(Reuters) — The Canadian government will look at the possibility of extending a moratorium it has granted to Air Canada on payments to erase its pension fund deficit, the government and the airline said on June 20.
The current moratorium expires in January 2014, but the estimated deficit doubled during 2011 to stand at $4.4 billion at the start of 2012, and there is now discussion about extending the moratorium to 2024.
The airline got a big boost from an endorsement by its biggest union, representing its 8,600 mechanics and baggage handlers, which issued a news release on June 19 saying it supported "the company asking the government to extend its pension plan until 2024."
A spokesman for the Finance Department, David Barnabe, said: "The government has seen the machinists' press release and will be reviewing the matter."
Unless plans are changed, Air Canada would have to eliminate the deficit over five years starting in 2014. The current deficit figure would imply annual payments of $880 million.
Such a requirement could threaten the company's survival, according arbitrator Michel Picher, who imposed a settlement between the union and the airline on June 17.
"Mr. Picher made it clear that leaving the issue of pension relief unresolved places a cloud over the very viability of the company going forward," the union said in a news release.
Air Canada spokesman Peter Fitzpatrick would not detail what the airline has asked the government, but said it is looking at various strategies to manage the potential pension deficit payments beyond January 2014.
"Like other companies around the world that have approached their respective governments to discuss the issue of pension deficits in the current low interest rate environment, this topic has come up in our discussions with the federal government as well," he said.
He said he could not get into specifics "as those discussions are ongoing."

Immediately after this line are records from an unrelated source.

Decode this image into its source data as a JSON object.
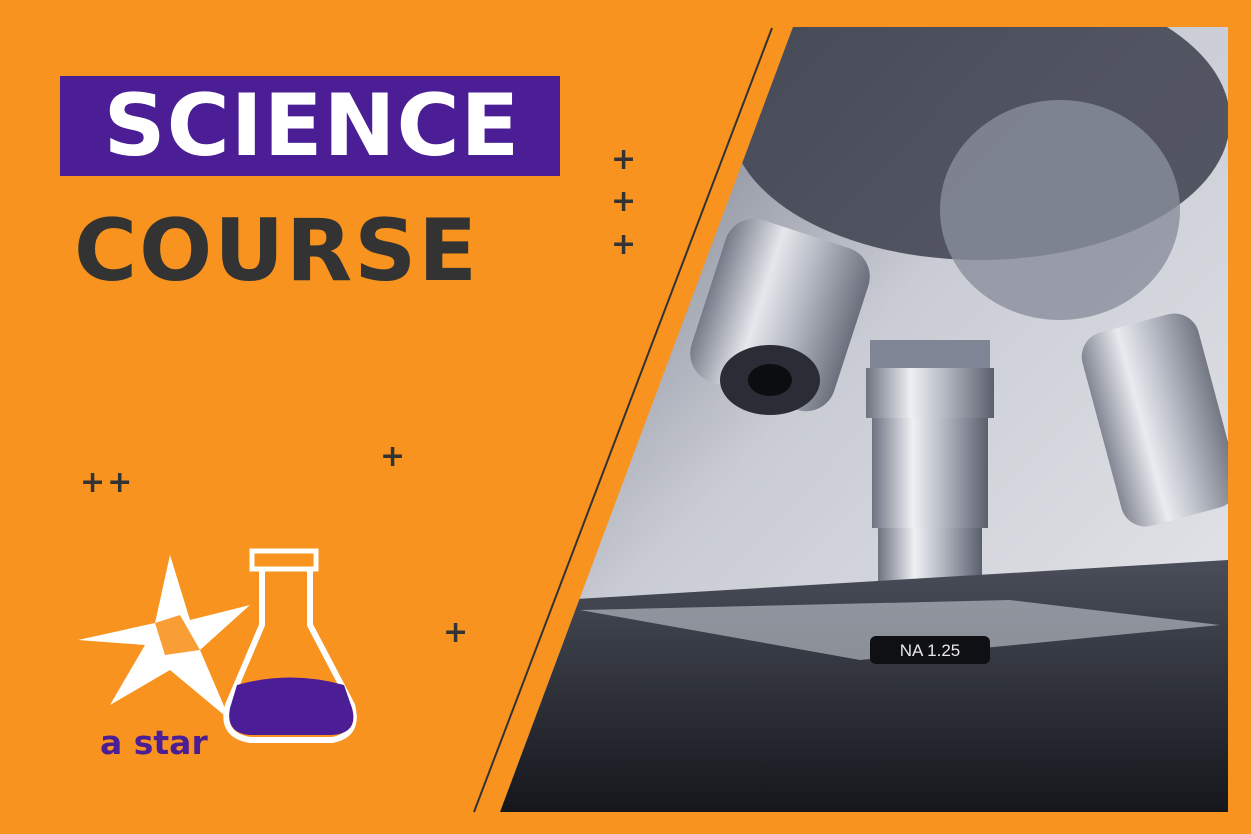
{
  "banner": {
    "title": "SCIENCE",
    "subtitle": "COURSE"
  },
  "decorations": {
    "plus_symbol": "+",
    "double_plus": "++"
  },
  "logo": {
    "brand_text": "a star",
    "icons": [
      "star-icon",
      "flask-icon"
    ]
  },
  "photo": {
    "subject": "microscope",
    "lens_label": "NA 1.25"
  },
  "colors": {
    "background": "#F7931E",
    "accent_purple": "#4B1E96",
    "text_dark": "#333333",
    "white": "#FFFFFF"
  }
}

The union said it supported the company's push for a moratorium after Air Canada agreed to remove a three perc ent benefit reduction from its final offer.